Stored items
══════════
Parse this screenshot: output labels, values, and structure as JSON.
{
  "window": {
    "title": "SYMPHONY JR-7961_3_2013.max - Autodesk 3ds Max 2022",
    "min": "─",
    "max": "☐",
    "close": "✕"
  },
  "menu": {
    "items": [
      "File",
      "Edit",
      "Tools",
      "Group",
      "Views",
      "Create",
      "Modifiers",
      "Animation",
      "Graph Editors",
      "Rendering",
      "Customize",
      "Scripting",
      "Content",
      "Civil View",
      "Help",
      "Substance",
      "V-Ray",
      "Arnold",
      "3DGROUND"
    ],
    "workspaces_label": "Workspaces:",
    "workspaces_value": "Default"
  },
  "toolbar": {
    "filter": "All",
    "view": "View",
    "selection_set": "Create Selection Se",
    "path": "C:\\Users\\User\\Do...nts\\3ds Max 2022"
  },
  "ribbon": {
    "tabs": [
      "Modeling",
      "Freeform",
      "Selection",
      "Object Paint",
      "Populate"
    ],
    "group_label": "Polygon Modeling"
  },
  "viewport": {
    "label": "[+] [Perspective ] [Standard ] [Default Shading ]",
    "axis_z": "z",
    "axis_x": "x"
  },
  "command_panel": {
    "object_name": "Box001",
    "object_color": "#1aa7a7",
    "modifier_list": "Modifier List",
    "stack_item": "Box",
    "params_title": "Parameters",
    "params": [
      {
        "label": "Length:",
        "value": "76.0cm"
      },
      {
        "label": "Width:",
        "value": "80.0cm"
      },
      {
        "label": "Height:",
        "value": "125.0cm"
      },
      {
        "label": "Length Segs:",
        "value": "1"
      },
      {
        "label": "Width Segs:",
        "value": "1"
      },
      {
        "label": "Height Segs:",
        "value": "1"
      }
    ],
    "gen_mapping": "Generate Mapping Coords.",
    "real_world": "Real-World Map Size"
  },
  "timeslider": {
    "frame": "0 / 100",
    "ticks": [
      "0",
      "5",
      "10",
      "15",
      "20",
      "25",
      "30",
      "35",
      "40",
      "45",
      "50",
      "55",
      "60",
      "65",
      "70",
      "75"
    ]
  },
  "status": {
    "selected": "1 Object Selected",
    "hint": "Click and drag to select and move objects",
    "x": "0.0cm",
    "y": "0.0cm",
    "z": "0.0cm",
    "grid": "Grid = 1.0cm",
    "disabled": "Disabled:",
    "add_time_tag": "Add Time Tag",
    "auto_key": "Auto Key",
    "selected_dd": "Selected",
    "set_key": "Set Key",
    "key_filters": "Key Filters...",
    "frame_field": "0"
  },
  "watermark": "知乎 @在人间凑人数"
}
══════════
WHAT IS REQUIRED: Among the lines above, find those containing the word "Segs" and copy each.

COMPLETED TASK:
        "label": "Length Segs:",
        "label": "Width Segs:",
        "label": "Height Segs:",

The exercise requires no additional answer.